On Poliça’s second offering Shulamith, electro duo Ryan Olson and Channy Leaneagh, also of the soft rock collective Gayngs, swerve into darker territory, a move telegraphed ominously the blood-soaked cover art. Leaneagh still delivers nimble vocals, but stripped of the airy reverb of the band’s debut Give You the Ghost, she sounds less pixie-like, and more like an after-hours R&B goddess. The switch-up works; trading ambience for grit, Poliça delivers some of their most satisfying songs to date.
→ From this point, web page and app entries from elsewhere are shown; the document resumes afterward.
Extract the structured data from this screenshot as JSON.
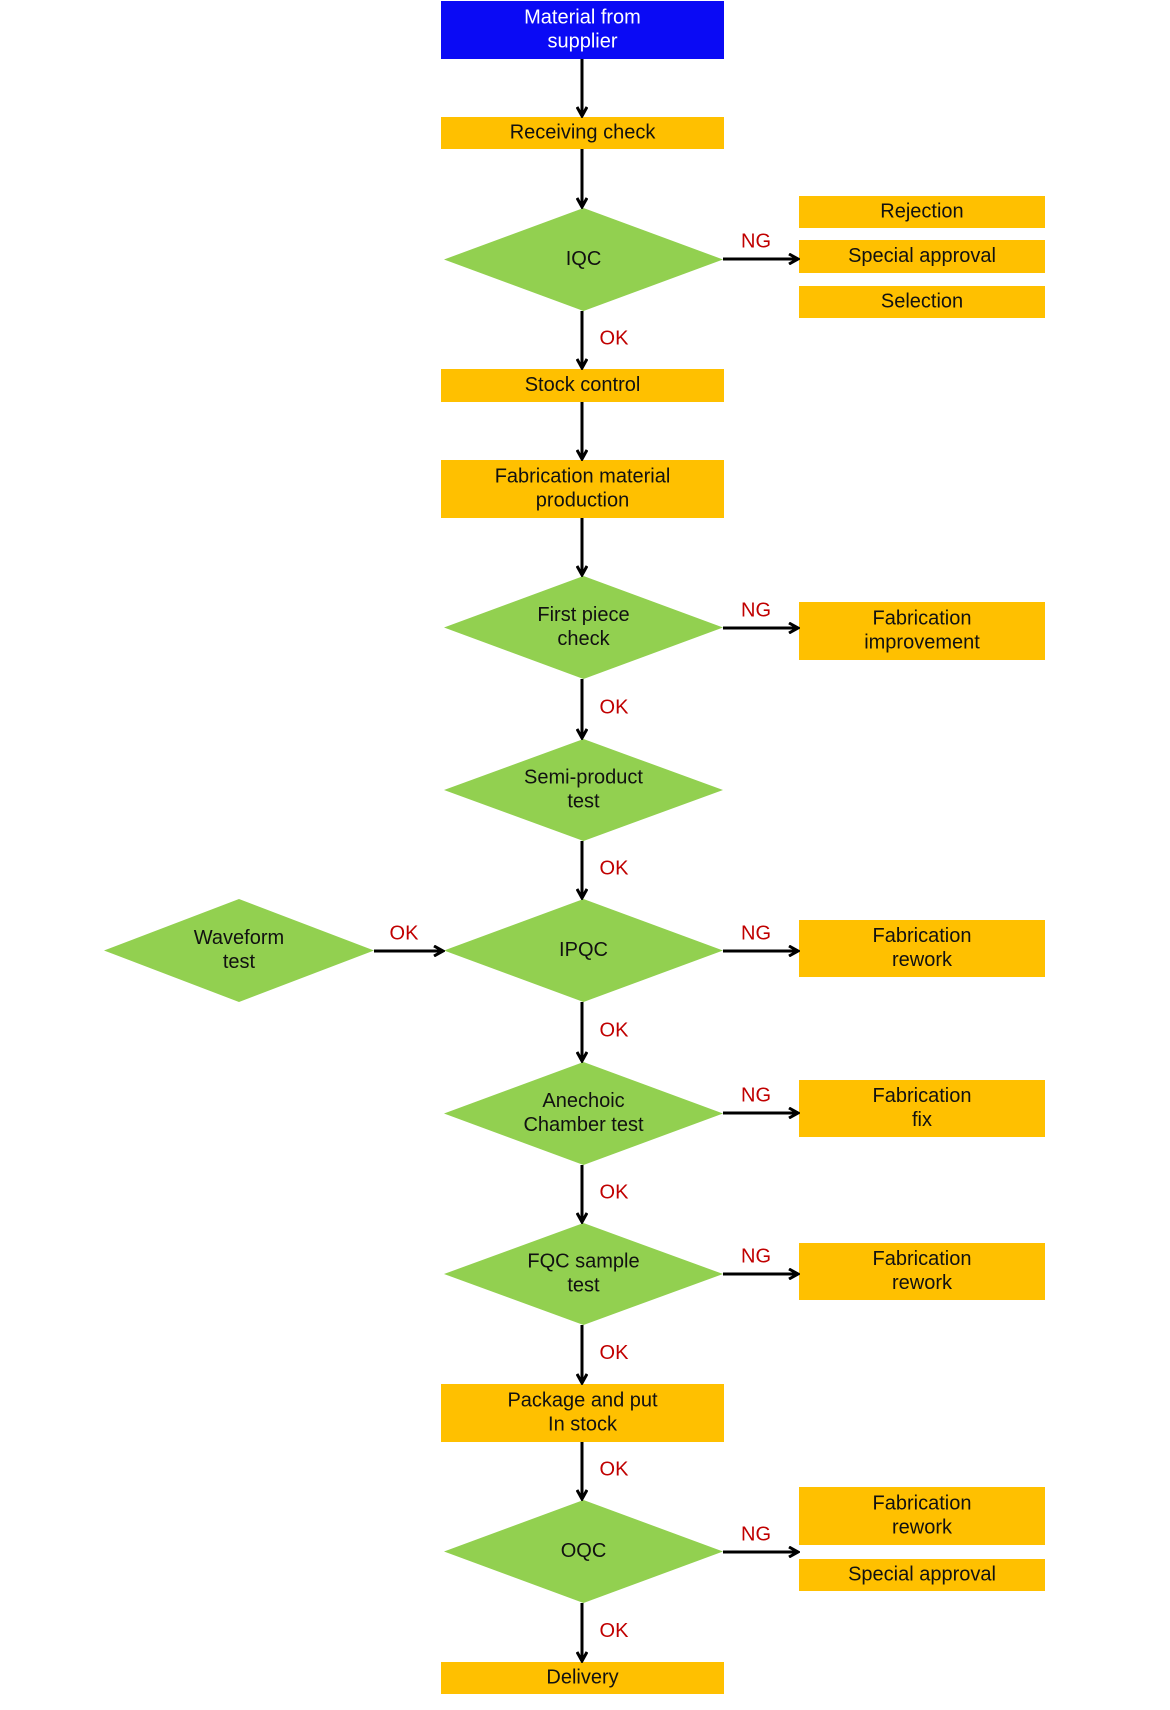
{
  "colors": {
    "start": "#0a0af5",
    "process": "#ffc000",
    "decision": "#92d050",
    "label": "#c00000"
  },
  "nodes": {
    "start": [
      "Material from",
      "supplier"
    ],
    "receiving": [
      "Receiving check"
    ],
    "iqc": [
      "IQC"
    ],
    "rejection": [
      "Rejection"
    ],
    "special1": [
      "Special approval"
    ],
    "selection": [
      "Selection"
    ],
    "stock": [
      "Stock control"
    ],
    "fabmat": [
      "Fabrication material",
      "production"
    ],
    "firstpiece": [
      "First piece",
      "check"
    ],
    "fabimprove": [
      "Fabrication",
      "improvement"
    ],
    "semi": [
      "Semi-product",
      "test"
    ],
    "ipqc": [
      "IPQC"
    ],
    "waveform": [
      "Waveform",
      "test"
    ],
    "rework1": [
      "Fabrication",
      "rework"
    ],
    "anechoic": [
      "Anechoic",
      "Chamber test"
    ],
    "fix": [
      "Fabrication",
      "fix"
    ],
    "fqc": [
      "FQC sample",
      "test"
    ],
    "rework2": [
      "Fabrication",
      "rework"
    ],
    "package": [
      "Package and put",
      "In stock"
    ],
    "oqc": [
      "OQC"
    ],
    "rework3": [
      "Fabrication",
      "rework"
    ],
    "special2": [
      "Special approval"
    ],
    "delivery": [
      "Delivery"
    ]
  },
  "labels": {
    "ok": "OK",
    "ng": "NG"
  }
}
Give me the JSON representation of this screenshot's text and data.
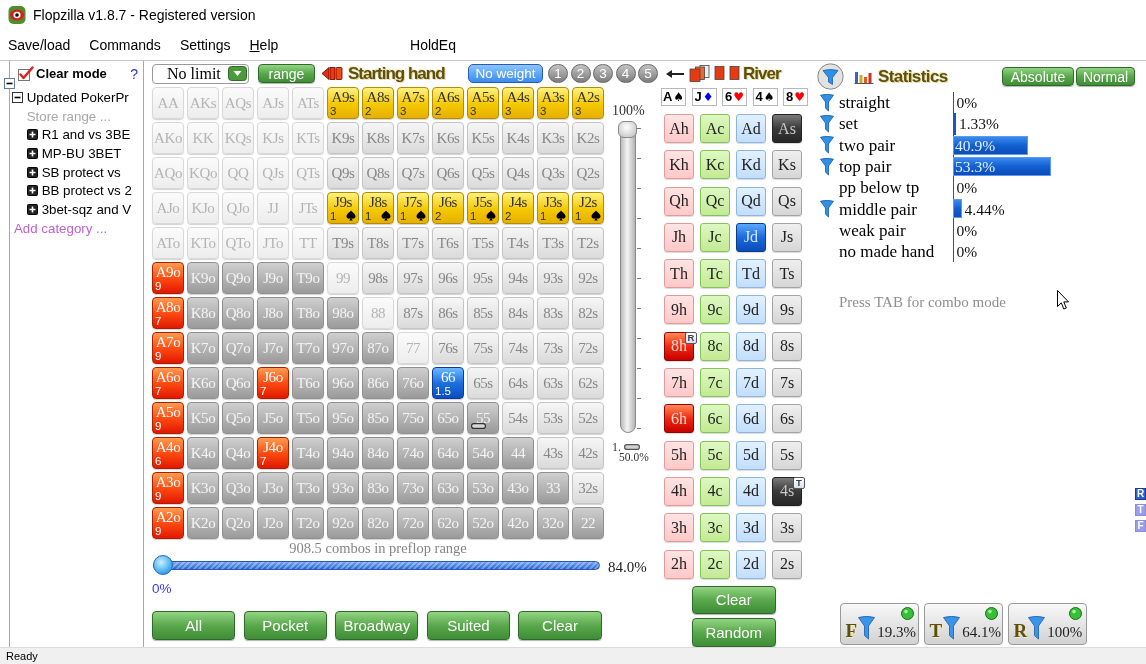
{
  "window": {
    "title": "Flopzilla v1.8.7 - Registered version"
  },
  "menu": [
    {
      "label": "Save/load",
      "mnemonic": false
    },
    {
      "label": "Commands",
      "mnemonic": false
    },
    {
      "label": "Settings",
      "mnemonic": false
    },
    {
      "label": "Help",
      "mnemonic": true
    },
    {
      "label": "HoldEq",
      "mnemonic": false
    }
  ],
  "range_panel": {
    "expanded": true,
    "clear_mode": {
      "label": "Clear mode",
      "checked": true
    },
    "help": "?",
    "tree": [
      {
        "label": "Updated PokerPr",
        "kind": "group",
        "expanded": true,
        "children": [
          {
            "label": "Store range ...",
            "kind": "action"
          },
          {
            "label": "R1 and vs 3BE",
            "kind": "group",
            "expanded": false
          },
          {
            "label": "MP-BU 3BET",
            "kind": "group",
            "expanded": false
          },
          {
            "label": "SB protect vs",
            "kind": "group",
            "expanded": false
          },
          {
            "label": "BB protect vs 2",
            "kind": "group",
            "expanded": false
          },
          {
            "label": "3bet-sqz and V",
            "kind": "group",
            "expanded": false
          }
        ]
      }
    ],
    "add_category": "Add category ..."
  },
  "preflop": {
    "game": {
      "value": "No limit"
    },
    "range_button": "range",
    "title": "Starting hand",
    "weights": [
      {
        "label": "No weight",
        "selected": true
      },
      {
        "label": "1",
        "selected": false
      },
      {
        "label": "2",
        "selected": false
      },
      {
        "label": "3",
        "selected": false
      },
      {
        "label": "4",
        "selected": false
      },
      {
        "label": "5",
        "selected": false
      }
    ],
    "rows": [
      [
        {
          "hand": "AA",
          "kind": "pale"
        },
        {
          "hand": "AKs",
          "kind": "pale"
        },
        {
          "hand": "AQs",
          "kind": "pale"
        },
        {
          "hand": "AJs",
          "kind": "pale"
        },
        {
          "hand": "ATs",
          "kind": "pale"
        },
        {
          "hand": "A9s",
          "kind": "gold",
          "count": "3"
        },
        {
          "hand": "A8s",
          "kind": "gold",
          "count": "2"
        },
        {
          "hand": "A7s",
          "kind": "gold",
          "count": "3"
        },
        {
          "hand": "A6s",
          "kind": "gold",
          "count": "2"
        },
        {
          "hand": "A5s",
          "kind": "gold",
          "count": "3"
        },
        {
          "hand": "A4s",
          "kind": "gold",
          "count": "3"
        },
        {
          "hand": "A3s",
          "kind": "gold",
          "count": "3"
        },
        {
          "hand": "A2s",
          "kind": "gold",
          "count": "3"
        }
      ],
      [
        {
          "hand": "AKo",
          "kind": "pale"
        },
        {
          "hand": "KK",
          "kind": "pale"
        },
        {
          "hand": "KQs",
          "kind": "pale"
        },
        {
          "hand": "KJs",
          "kind": "pale"
        },
        {
          "hand": "KTs",
          "kind": "pale"
        },
        {
          "hand": "K9s",
          "kind": "light"
        },
        {
          "hand": "K8s",
          "kind": "light"
        },
        {
          "hand": "K7s",
          "kind": "light"
        },
        {
          "hand": "K6s",
          "kind": "light"
        },
        {
          "hand": "K5s",
          "kind": "light"
        },
        {
          "hand": "K4s",
          "kind": "light"
        },
        {
          "hand": "K3s",
          "kind": "light"
        },
        {
          "hand": "K2s",
          "kind": "light"
        }
      ],
      [
        {
          "hand": "AQo",
          "kind": "pale"
        },
        {
          "hand": "KQo",
          "kind": "pale"
        },
        {
          "hand": "QQ",
          "kind": "pale"
        },
        {
          "hand": "QJs",
          "kind": "pale"
        },
        {
          "hand": "QTs",
          "kind": "pale"
        },
        {
          "hand": "Q9s",
          "kind": "light"
        },
        {
          "hand": "Q8s",
          "kind": "light"
        },
        {
          "hand": "Q7s",
          "kind": "light"
        },
        {
          "hand": "Q6s",
          "kind": "light"
        },
        {
          "hand": "Q5s",
          "kind": "light"
        },
        {
          "hand": "Q4s",
          "kind": "light"
        },
        {
          "hand": "Q3s",
          "kind": "light"
        },
        {
          "hand": "Q2s",
          "kind": "light"
        }
      ],
      [
        {
          "hand": "AJo",
          "kind": "pale"
        },
        {
          "hand": "KJo",
          "kind": "pale"
        },
        {
          "hand": "QJo",
          "kind": "pale"
        },
        {
          "hand": "JJ",
          "kind": "pale"
        },
        {
          "hand": "JTs",
          "kind": "pale"
        },
        {
          "hand": "J9s",
          "kind": "gold",
          "count": "1",
          "symbol": {
            "kind": "spade"
          }
        },
        {
          "hand": "J8s",
          "kind": "gold",
          "count": "1",
          "symbol": {
            "kind": "spade"
          }
        },
        {
          "hand": "J7s",
          "kind": "gold",
          "count": "1",
          "symbol": {
            "kind": "spade"
          }
        },
        {
          "hand": "J6s",
          "kind": "gold",
          "count": "2"
        },
        {
          "hand": "J5s",
          "kind": "gold",
          "count": "1",
          "symbol": {
            "kind": "spade"
          }
        },
        {
          "hand": "J4s",
          "kind": "gold",
          "count": "2"
        },
        {
          "hand": "J3s",
          "kind": "gold",
          "count": "1",
          "symbol": {
            "kind": "spade"
          }
        },
        {
          "hand": "J2s",
          "kind": "gold",
          "count": "1",
          "symbol": {
            "kind": "spade"
          }
        }
      ],
      [
        {
          "hand": "ATo",
          "kind": "pale"
        },
        {
          "hand": "KTo",
          "kind": "pale"
        },
        {
          "hand": "QTo",
          "kind": "pale"
        },
        {
          "hand": "JTo",
          "kind": "pale"
        },
        {
          "hand": "TT",
          "kind": "pale"
        },
        {
          "hand": "T9s",
          "kind": "light"
        },
        {
          "hand": "T8s",
          "kind": "light"
        },
        {
          "hand": "T7s",
          "kind": "light"
        },
        {
          "hand": "T6s",
          "kind": "light"
        },
        {
          "hand": "T5s",
          "kind": "light"
        },
        {
          "hand": "T4s",
          "kind": "light"
        },
        {
          "hand": "T3s",
          "kind": "light"
        },
        {
          "hand": "T2s",
          "kind": "light"
        }
      ],
      [
        {
          "hand": "A9o",
          "kind": "red",
          "count": "9"
        },
        {
          "hand": "K9o",
          "kind": "dark"
        },
        {
          "hand": "Q9o",
          "kind": "dark"
        },
        {
          "hand": "J9o",
          "kind": "dark"
        },
        {
          "hand": "T9o",
          "kind": "dark"
        },
        {
          "hand": "99",
          "kind": "pale"
        },
        {
          "hand": "98s",
          "kind": "light"
        },
        {
          "hand": "97s",
          "kind": "light"
        },
        {
          "hand": "96s",
          "kind": "light"
        },
        {
          "hand": "95s",
          "kind": "light"
        },
        {
          "hand": "94s",
          "kind": "light"
        },
        {
          "hand": "93s",
          "kind": "light"
        },
        {
          "hand": "92s",
          "kind": "light"
        }
      ],
      [
        {
          "hand": "A8o",
          "kind": "red",
          "count": "7"
        },
        {
          "hand": "K8o",
          "kind": "dark"
        },
        {
          "hand": "Q8o",
          "kind": "dark"
        },
        {
          "hand": "J8o",
          "kind": "dark"
        },
        {
          "hand": "T8o",
          "kind": "dark"
        },
        {
          "hand": "98o",
          "kind": "dark"
        },
        {
          "hand": "88",
          "kind": "pale"
        },
        {
          "hand": "87s",
          "kind": "light"
        },
        {
          "hand": "86s",
          "kind": "light"
        },
        {
          "hand": "85s",
          "kind": "light"
        },
        {
          "hand": "84s",
          "kind": "light"
        },
        {
          "hand": "83s",
          "kind": "light"
        },
        {
          "hand": "82s",
          "kind": "light"
        }
      ],
      [
        {
          "hand": "A7o",
          "kind": "red",
          "count": "9"
        },
        {
          "hand": "K7o",
          "kind": "dark"
        },
        {
          "hand": "Q7o",
          "kind": "dark"
        },
        {
          "hand": "J7o",
          "kind": "dark"
        },
        {
          "hand": "T7o",
          "kind": "dark"
        },
        {
          "hand": "97o",
          "kind": "dark"
        },
        {
          "hand": "87o",
          "kind": "dark"
        },
        {
          "hand": "77",
          "kind": "pale"
        },
        {
          "hand": "76s",
          "kind": "light"
        },
        {
          "hand": "75s",
          "kind": "light"
        },
        {
          "hand": "74s",
          "kind": "light"
        },
        {
          "hand": "73s",
          "kind": "light"
        },
        {
          "hand": "72s",
          "kind": "light"
        }
      ],
      [
        {
          "hand": "A6o",
          "kind": "red",
          "count": "7"
        },
        {
          "hand": "K6o",
          "kind": "dark"
        },
        {
          "hand": "Q6o",
          "kind": "dark"
        },
        {
          "hand": "J6o",
          "kind": "red",
          "count": "7"
        },
        {
          "hand": "T6o",
          "kind": "dark"
        },
        {
          "hand": "96o",
          "kind": "dark"
        },
        {
          "hand": "86o",
          "kind": "dark"
        },
        {
          "hand": "76o",
          "kind": "dark"
        },
        {
          "hand": "66",
          "kind": "blue",
          "count": "1.5"
        },
        {
          "hand": "65s",
          "kind": "light"
        },
        {
          "hand": "64s",
          "kind": "light"
        },
        {
          "hand": "63s",
          "kind": "light"
        },
        {
          "hand": "62s",
          "kind": "light"
        }
      ],
      [
        {
          "hand": "A5o",
          "kind": "red",
          "count": "9"
        },
        {
          "hand": "K5o",
          "kind": "dark"
        },
        {
          "hand": "Q5o",
          "kind": "dark"
        },
        {
          "hand": "J5o",
          "kind": "dark"
        },
        {
          "hand": "T5o",
          "kind": "dark"
        },
        {
          "hand": "95o",
          "kind": "dark"
        },
        {
          "hand": "85o",
          "kind": "dark"
        },
        {
          "hand": "75o",
          "kind": "dark"
        },
        {
          "hand": "65o",
          "kind": "dark"
        },
        {
          "hand": "55",
          "kind": "dark",
          "symbol": {
            "kind": "handle"
          }
        },
        {
          "hand": "54s",
          "kind": "light"
        },
        {
          "hand": "53s",
          "kind": "light"
        },
        {
          "hand": "52s",
          "kind": "light"
        }
      ],
      [
        {
          "hand": "A4o",
          "kind": "red",
          "count": "6"
        },
        {
          "hand": "K4o",
          "kind": "dark"
        },
        {
          "hand": "Q4o",
          "kind": "dark"
        },
        {
          "hand": "J4o",
          "kind": "red",
          "count": "7"
        },
        {
          "hand": "T4o",
          "kind": "dark"
        },
        {
          "hand": "94o",
          "kind": "dark"
        },
        {
          "hand": "84o",
          "kind": "dark"
        },
        {
          "hand": "74o",
          "kind": "dark"
        },
        {
          "hand": "64o",
          "kind": "dark"
        },
        {
          "hand": "54o",
          "kind": "dark"
        },
        {
          "hand": "44",
          "kind": "dark"
        },
        {
          "hand": "43s",
          "kind": "light"
        },
        {
          "hand": "42s",
          "kind": "light"
        }
      ],
      [
        {
          "hand": "A3o",
          "kind": "red",
          "count": "9"
        },
        {
          "hand": "K3o",
          "kind": "dark"
        },
        {
          "hand": "Q3o",
          "kind": "dark"
        },
        {
          "hand": "J3o",
          "kind": "dark"
        },
        {
          "hand": "T3o",
          "kind": "dark"
        },
        {
          "hand": "93o",
          "kind": "dark"
        },
        {
          "hand": "83o",
          "kind": "dark"
        },
        {
          "hand": "73o",
          "kind": "dark"
        },
        {
          "hand": "63o",
          "kind": "dark"
        },
        {
          "hand": "53o",
          "kind": "dark"
        },
        {
          "hand": "43o",
          "kind": "dark"
        },
        {
          "hand": "33",
          "kind": "dark"
        },
        {
          "hand": "32s",
          "kind": "light"
        }
      ],
      [
        {
          "hand": "A2o",
          "kind": "red",
          "count": "9"
        },
        {
          "hand": "K2o",
          "kind": "dark"
        },
        {
          "hand": "Q2o",
          "kind": "dark"
        },
        {
          "hand": "J2o",
          "kind": "dark"
        },
        {
          "hand": "T2o",
          "kind": "dark"
        },
        {
          "hand": "92o",
          "kind": "dark"
        },
        {
          "hand": "82o",
          "kind": "dark"
        },
        {
          "hand": "72o",
          "kind": "dark"
        },
        {
          "hand": "62o",
          "kind": "dark"
        },
        {
          "hand": "52o",
          "kind": "dark"
        },
        {
          "hand": "42o",
          "kind": "dark"
        },
        {
          "hand": "32o",
          "kind": "dark"
        },
        {
          "hand": "22",
          "kind": "dark"
        }
      ]
    ],
    "weight_slider": {
      "label": "100%",
      "level": 1,
      "handle_label": "1.",
      "reading": "50.0%"
    },
    "combos": "908.5 combos in preflop range",
    "range_slider": {
      "level": 0,
      "reading": "84.0%",
      "min_label": "0%"
    },
    "buttons": [
      "All",
      "Pocket",
      "Broadway",
      "Suited",
      "Clear"
    ]
  },
  "board": {
    "title": "River",
    "cards": [
      {
        "rank": "A",
        "suit": "♠",
        "color": "#000000"
      },
      {
        "rank": "J",
        "suit": "♦",
        "color": "#0000ff"
      },
      {
        "rank": "6",
        "suit": "♥",
        "color": "#ff0000"
      },
      {
        "rank": "4",
        "suit": "♠",
        "color": "#000000"
      },
      {
        "rank": "8",
        "suit": "♥",
        "color": "#ff0000"
      }
    ],
    "deck": [
      [
        {
          "label": "Ah",
          "selected": false
        },
        {
          "label": "Ac",
          "selected": false
        },
        {
          "label": "Ad",
          "selected": false
        },
        {
          "label": "As",
          "selected": true
        }
      ],
      [
        {
          "label": "Kh",
          "selected": false
        },
        {
          "label": "Kc",
          "selected": false
        },
        {
          "label": "Kd",
          "selected": false
        },
        {
          "label": "Ks",
          "selected": false
        }
      ],
      [
        {
          "label": "Qh",
          "selected": false
        },
        {
          "label": "Qc",
          "selected": false
        },
        {
          "label": "Qd",
          "selected": false
        },
        {
          "label": "Qs",
          "selected": false
        }
      ],
      [
        {
          "label": "Jh",
          "selected": false
        },
        {
          "label": "Jc",
          "selected": false
        },
        {
          "label": "Jd",
          "selected": true
        },
        {
          "label": "Js",
          "selected": false
        }
      ],
      [
        {
          "label": "Th",
          "selected": false
        },
        {
          "label": "Tc",
          "selected": false
        },
        {
          "label": "Td",
          "selected": false
        },
        {
          "label": "Ts",
          "selected": false
        }
      ],
      [
        {
          "label": "9h",
          "selected": false
        },
        {
          "label": "9c",
          "selected": false
        },
        {
          "label": "9d",
          "selected": false
        },
        {
          "label": "9s",
          "selected": false
        }
      ],
      [
        {
          "label": "8h",
          "selected": true,
          "badge": "R"
        },
        {
          "label": "8c",
          "selected": false
        },
        {
          "label": "8d",
          "selected": false
        },
        {
          "label": "8s",
          "selected": false
        }
      ],
      [
        {
          "label": "7h",
          "selected": false
        },
        {
          "label": "7c",
          "selected": false
        },
        {
          "label": "7d",
          "selected": false
        },
        {
          "label": "7s",
          "selected": false
        }
      ],
      [
        {
          "label": "6h",
          "selected": true
        },
        {
          "label": "6c",
          "selected": false
        },
        {
          "label": "6d",
          "selected": false
        },
        {
          "label": "6s",
          "selected": false
        }
      ],
      [
        {
          "label": "5h",
          "selected": false
        },
        {
          "label": "5c",
          "selected": false
        },
        {
          "label": "5d",
          "selected": false
        },
        {
          "label": "5s",
          "selected": false
        }
      ],
      [
        {
          "label": "4h",
          "selected": false
        },
        {
          "label": "4c",
          "selected": false
        },
        {
          "label": "4d",
          "selected": false
        },
        {
          "label": "4s",
          "selected": true,
          "badge": "T"
        }
      ],
      [
        {
          "label": "3h",
          "selected": false
        },
        {
          "label": "3c",
          "selected": false
        },
        {
          "label": "3d",
          "selected": false
        },
        {
          "label": "3s",
          "selected": false
        }
      ],
      [
        {
          "label": "2h",
          "selected": false
        },
        {
          "label": "2c",
          "selected": false
        },
        {
          "label": "2d",
          "selected": false
        },
        {
          "label": "2s",
          "selected": false
        }
      ]
    ],
    "buttons": [
      "Clear",
      "Random"
    ]
  },
  "statistics": {
    "title": "Statistics",
    "buttons": [
      "Absolute",
      "Normal"
    ],
    "rows": [
      {
        "label": "straight",
        "filter": true,
        "level": 0,
        "reading": "0%"
      },
      {
        "label": "set",
        "filter": true,
        "level": 0.0133,
        "reading": "1.33%"
      },
      {
        "label": "two pair",
        "filter": true,
        "level": 0.409,
        "reading": "40.9%"
      },
      {
        "label": "top pair",
        "filter": true,
        "level": 0.533,
        "reading": "53.3%"
      },
      {
        "label": "pp below tp",
        "filter": false,
        "level": 0,
        "reading": "0%"
      },
      {
        "label": "middle pair",
        "filter": true,
        "level": 0.0444,
        "reading": "4.44%"
      },
      {
        "label": "weak pair",
        "filter": false,
        "level": 0,
        "reading": "0%"
      },
      {
        "label": "no made hand",
        "filter": false,
        "level": 0,
        "reading": "0%"
      }
    ],
    "hint": "Press TAB for combo mode",
    "side_tabs": [
      {
        "label": "R",
        "selected": true
      },
      {
        "label": "T",
        "selected": false
      },
      {
        "label": "F",
        "selected": false
      }
    ],
    "filters": [
      {
        "letter": "F",
        "reading": "19.3%",
        "on": true
      },
      {
        "letter": "T",
        "reading": "64.1%",
        "on": true
      },
      {
        "letter": "R",
        "reading": "100%",
        "on": true
      }
    ]
  },
  "status_bar": {
    "text": "Ready"
  }
}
The frenetic opening track “Chain My Name” lays the band’s anguish bare: “So are we made just to fight/ All our lives, end it all on the bottom line,” Leaneagh moans against the spangly backdrop of drum machines and synth squeaks. Gayngs/Bon Iver pal Justin Vernon drops by for album centerpiece “Tiff,” and the duet feels dangerous, each singer bringing chilling verisimilitude to lines like “It’s a pact like a lion’s den/ You come out, but you can’t come in.” The album has an air of haunted sensuality, but the actual sex is missing, replaced by a thousand-yard stare and a sense of encroaching futility. The white noise and driving bass of “Very Cruel” threatens to consume Leaneagh completely, but she fights gamely, never coming undone. Shulamith raises the stakes, and succeeds in every way.